Your answer must be every line of the data that holds the string "JSON".

━━━━━ Records supplied

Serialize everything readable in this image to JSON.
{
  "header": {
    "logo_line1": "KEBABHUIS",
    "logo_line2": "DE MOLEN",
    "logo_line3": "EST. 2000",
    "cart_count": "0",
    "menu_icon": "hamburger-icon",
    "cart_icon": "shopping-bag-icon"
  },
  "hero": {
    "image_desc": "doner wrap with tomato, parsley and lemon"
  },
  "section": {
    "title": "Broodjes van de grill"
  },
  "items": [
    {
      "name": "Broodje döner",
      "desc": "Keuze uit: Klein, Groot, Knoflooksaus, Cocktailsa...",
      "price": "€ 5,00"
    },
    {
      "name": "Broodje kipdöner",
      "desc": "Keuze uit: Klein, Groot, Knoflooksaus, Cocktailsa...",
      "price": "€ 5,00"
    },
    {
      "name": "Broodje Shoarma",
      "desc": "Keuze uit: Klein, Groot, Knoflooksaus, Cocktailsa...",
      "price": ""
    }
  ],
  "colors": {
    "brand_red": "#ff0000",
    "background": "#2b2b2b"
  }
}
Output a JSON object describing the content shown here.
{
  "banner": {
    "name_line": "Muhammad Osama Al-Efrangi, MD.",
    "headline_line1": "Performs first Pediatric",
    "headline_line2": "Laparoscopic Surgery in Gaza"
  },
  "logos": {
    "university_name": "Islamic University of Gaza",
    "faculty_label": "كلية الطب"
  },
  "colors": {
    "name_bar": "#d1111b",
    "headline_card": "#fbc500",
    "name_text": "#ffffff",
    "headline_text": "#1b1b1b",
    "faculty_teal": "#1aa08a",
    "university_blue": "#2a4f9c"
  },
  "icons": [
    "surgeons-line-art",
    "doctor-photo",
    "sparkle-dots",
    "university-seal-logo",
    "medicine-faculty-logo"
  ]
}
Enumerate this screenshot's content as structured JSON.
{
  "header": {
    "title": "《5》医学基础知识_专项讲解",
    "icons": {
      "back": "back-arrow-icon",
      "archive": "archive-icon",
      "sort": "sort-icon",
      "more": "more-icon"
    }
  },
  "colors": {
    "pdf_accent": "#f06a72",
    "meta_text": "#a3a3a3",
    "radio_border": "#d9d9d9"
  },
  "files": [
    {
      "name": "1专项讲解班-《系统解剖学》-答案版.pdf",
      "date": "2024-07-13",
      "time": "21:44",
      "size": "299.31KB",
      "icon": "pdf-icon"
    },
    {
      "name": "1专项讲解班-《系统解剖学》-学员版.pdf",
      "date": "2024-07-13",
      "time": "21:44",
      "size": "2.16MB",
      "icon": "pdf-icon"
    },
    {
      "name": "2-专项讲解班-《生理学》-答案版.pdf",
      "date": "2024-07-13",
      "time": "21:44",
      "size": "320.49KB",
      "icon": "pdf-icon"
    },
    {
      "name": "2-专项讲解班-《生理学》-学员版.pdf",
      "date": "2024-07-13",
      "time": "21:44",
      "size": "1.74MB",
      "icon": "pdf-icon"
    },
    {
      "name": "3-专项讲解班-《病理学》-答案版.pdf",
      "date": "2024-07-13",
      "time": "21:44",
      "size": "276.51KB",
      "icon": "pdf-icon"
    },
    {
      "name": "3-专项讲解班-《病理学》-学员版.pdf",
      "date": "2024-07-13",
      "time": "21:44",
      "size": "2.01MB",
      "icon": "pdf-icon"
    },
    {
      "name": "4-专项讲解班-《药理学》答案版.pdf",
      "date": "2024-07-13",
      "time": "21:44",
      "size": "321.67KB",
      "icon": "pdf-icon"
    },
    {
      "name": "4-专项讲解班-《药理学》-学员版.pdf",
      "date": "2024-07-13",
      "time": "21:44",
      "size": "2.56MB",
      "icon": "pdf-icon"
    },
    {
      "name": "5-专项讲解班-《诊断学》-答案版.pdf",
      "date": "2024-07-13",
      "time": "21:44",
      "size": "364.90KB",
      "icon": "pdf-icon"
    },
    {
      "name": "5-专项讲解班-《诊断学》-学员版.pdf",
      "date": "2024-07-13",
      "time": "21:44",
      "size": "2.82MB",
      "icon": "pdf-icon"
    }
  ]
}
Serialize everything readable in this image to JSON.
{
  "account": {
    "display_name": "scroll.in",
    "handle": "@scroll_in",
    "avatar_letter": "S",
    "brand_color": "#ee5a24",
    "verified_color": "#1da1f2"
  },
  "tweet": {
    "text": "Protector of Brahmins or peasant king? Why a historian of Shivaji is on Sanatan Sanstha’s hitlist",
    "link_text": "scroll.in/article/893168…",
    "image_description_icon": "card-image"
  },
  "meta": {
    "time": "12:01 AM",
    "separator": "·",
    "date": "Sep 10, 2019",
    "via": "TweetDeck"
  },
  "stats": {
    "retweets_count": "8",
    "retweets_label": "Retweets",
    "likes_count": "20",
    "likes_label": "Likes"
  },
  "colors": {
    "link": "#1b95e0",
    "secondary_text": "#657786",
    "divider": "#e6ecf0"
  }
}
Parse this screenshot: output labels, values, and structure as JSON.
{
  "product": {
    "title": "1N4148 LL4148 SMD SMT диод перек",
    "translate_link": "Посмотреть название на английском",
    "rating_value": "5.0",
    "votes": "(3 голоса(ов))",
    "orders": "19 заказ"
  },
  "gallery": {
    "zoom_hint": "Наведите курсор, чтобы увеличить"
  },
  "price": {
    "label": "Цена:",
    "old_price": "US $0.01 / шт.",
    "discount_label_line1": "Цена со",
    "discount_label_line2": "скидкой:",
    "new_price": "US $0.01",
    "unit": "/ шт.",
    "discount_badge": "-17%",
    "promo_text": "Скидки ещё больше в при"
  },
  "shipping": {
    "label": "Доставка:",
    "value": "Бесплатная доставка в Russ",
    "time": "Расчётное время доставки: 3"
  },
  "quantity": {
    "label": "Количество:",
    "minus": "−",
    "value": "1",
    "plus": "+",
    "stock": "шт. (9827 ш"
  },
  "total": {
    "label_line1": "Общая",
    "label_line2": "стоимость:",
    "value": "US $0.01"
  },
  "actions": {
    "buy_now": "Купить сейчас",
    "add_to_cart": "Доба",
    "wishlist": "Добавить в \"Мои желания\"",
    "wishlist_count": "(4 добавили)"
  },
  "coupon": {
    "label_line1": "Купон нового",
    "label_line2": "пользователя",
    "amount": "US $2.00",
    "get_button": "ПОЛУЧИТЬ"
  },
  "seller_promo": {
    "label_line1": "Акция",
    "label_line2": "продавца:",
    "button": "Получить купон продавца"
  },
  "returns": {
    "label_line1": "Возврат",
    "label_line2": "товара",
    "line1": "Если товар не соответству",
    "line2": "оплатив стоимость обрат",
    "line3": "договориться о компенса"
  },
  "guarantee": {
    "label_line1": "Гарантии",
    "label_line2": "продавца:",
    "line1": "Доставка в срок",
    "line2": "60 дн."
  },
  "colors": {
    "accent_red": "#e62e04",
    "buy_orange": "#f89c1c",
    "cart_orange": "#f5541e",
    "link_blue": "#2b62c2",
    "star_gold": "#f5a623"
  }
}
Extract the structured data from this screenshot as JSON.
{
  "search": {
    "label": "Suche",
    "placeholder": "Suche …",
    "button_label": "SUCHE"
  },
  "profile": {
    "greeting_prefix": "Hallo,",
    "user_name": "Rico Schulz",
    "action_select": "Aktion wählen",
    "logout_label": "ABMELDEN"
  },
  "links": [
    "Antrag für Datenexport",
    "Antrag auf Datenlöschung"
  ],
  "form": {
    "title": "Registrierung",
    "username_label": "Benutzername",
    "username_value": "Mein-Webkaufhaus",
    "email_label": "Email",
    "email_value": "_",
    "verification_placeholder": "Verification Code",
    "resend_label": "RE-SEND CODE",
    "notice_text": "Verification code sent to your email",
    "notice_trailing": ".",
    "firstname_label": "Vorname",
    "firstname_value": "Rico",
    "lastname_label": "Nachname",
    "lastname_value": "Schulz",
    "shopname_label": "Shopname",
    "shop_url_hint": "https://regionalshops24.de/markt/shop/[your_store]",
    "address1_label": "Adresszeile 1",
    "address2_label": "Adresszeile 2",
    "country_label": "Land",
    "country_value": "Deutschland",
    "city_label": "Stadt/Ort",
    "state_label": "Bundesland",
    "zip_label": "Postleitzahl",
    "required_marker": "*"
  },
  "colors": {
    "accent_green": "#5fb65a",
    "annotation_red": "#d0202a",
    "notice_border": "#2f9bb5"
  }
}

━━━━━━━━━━

• _The answer_:
Serialize everything readable in this image to JSON.
Output a JSON object describing the content shown here.
Enumerate this screenshot's content as structured JSON.
Serialize everything readable in this image to JSON.
Parse this screenshot: output labels, values, and structure as JSON.
Extract the structured data from this screenshot as JSON.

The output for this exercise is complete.